Problem to work on
Please reproduce all the data exactly as written and omit the pictures.
*** Data supplied Section Begins ***
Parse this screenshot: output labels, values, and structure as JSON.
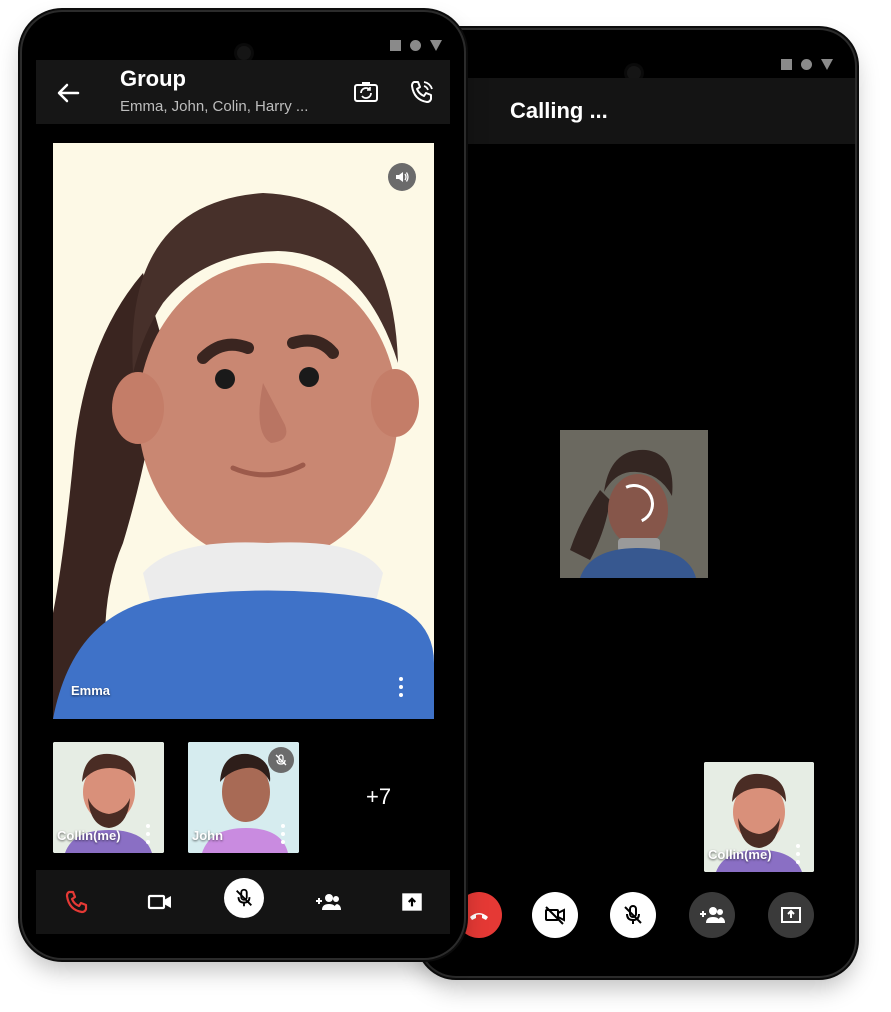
{
  "back_phone": {
    "title": "Calling ...",
    "self_tile": {
      "name": "Collin(me)"
    },
    "controls": [
      "end-call",
      "camera-off",
      "mic-off",
      "add-participant",
      "share-screen"
    ]
  },
  "front_phone": {
    "header": {
      "title": "Group",
      "members": "Emma, John, Colin, Harry ..."
    },
    "main_tile": {
      "name": "Emma"
    },
    "thumbnails": [
      {
        "name": "Collin(me)"
      },
      {
        "name": "John"
      }
    ],
    "more_count": "+7",
    "controls": [
      "end-call",
      "video",
      "mic-off",
      "add-participant",
      "share-screen"
    ]
  },
  "colors": {
    "end_call_red": "#e53935",
    "shirt_blue": "#3f72c8",
    "tile_cream": "#fdf9e6"
  }
}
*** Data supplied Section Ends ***
Your solution
Parse this screenshot: output labels, values, and structure as JSON.
{
  "back_phone": {
    "title": "Calling ...",
    "self_tile": {
      "name": "Collin(me)"
    },
    "controls": [
      "end-call",
      "camera-off",
      "mic-off",
      "add-participant",
      "share-screen"
    ]
  },
  "front_phone": {
    "header": {
      "title": "Group",
      "members": "Emma, John, Colin, Harry ..."
    },
    "main_tile": {
      "name": "Emma"
    },
    "thumbnails": [
      {
        "name": "Collin(me)"
      },
      {
        "name": "John"
      }
    ],
    "more_count": "+7",
    "controls": [
      "end-call",
      "video",
      "mic-off",
      "add-participant",
      "share-screen"
    ]
  },
  "colors": {
    "end_call_red": "#e53935",
    "shirt_blue": "#3f72c8",
    "tile_cream": "#fdf9e6"
  }
}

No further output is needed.